(DATA SUPPLIED)
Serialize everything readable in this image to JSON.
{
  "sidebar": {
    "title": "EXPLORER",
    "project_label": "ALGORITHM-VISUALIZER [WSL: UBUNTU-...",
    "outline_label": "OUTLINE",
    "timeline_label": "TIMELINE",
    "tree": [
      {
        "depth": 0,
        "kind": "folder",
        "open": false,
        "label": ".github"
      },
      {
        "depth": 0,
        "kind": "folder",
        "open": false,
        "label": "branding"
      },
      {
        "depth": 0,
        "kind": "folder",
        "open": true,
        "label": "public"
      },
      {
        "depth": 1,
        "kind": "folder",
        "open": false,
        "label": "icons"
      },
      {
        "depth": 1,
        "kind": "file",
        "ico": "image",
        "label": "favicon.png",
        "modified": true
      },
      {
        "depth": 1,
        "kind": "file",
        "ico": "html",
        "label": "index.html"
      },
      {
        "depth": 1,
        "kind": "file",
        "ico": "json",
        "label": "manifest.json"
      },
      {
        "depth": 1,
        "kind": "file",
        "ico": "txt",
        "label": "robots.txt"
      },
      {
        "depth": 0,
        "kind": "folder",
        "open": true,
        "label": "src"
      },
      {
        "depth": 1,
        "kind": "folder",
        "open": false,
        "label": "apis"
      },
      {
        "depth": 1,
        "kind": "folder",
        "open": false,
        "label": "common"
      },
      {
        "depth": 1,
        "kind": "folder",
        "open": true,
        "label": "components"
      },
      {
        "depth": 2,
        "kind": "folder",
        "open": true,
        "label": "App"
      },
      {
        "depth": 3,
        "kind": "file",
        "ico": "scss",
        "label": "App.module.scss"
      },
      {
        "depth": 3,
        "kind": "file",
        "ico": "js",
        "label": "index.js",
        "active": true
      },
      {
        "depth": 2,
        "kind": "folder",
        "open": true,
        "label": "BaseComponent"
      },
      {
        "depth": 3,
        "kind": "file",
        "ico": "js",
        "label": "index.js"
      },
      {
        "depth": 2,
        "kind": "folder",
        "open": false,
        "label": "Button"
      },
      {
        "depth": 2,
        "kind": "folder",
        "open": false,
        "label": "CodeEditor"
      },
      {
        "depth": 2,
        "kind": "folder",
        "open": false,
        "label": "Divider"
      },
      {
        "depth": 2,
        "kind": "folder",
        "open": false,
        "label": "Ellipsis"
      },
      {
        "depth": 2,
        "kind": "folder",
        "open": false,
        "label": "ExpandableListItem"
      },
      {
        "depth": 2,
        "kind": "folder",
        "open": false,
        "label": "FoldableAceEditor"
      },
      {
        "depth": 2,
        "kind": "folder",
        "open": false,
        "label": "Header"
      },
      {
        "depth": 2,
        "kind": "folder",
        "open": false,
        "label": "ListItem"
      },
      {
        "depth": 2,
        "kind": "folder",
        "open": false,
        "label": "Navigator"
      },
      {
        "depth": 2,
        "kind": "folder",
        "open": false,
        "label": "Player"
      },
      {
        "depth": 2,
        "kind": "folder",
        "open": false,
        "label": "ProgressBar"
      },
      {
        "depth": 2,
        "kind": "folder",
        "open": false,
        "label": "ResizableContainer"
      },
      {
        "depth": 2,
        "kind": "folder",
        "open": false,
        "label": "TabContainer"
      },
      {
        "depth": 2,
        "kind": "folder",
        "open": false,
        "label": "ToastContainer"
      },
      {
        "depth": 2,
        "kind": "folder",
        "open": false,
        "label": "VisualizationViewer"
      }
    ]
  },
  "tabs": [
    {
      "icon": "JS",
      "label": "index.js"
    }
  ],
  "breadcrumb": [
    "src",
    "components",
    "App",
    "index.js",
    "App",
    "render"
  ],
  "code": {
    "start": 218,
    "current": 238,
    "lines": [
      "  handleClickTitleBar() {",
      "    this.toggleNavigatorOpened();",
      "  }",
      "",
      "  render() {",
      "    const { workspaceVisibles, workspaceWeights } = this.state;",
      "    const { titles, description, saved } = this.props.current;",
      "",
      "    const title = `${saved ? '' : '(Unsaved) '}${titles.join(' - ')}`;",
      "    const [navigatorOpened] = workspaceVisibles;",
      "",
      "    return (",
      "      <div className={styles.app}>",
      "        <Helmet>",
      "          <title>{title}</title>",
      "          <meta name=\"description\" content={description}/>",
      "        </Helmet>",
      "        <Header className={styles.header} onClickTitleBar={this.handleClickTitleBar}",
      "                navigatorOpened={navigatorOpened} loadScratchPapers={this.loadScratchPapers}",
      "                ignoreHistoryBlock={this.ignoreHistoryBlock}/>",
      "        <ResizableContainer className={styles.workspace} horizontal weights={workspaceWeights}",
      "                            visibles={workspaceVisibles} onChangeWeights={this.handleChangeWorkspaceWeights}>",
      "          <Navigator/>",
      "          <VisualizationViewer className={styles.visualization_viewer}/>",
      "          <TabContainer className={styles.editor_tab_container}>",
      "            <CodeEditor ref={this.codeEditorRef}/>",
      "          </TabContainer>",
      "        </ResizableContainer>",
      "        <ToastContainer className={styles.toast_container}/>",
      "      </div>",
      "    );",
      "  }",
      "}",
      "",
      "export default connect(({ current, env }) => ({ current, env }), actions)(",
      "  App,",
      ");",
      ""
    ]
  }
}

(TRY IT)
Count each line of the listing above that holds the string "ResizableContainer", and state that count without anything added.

(WRITTEN RESPONSE)
3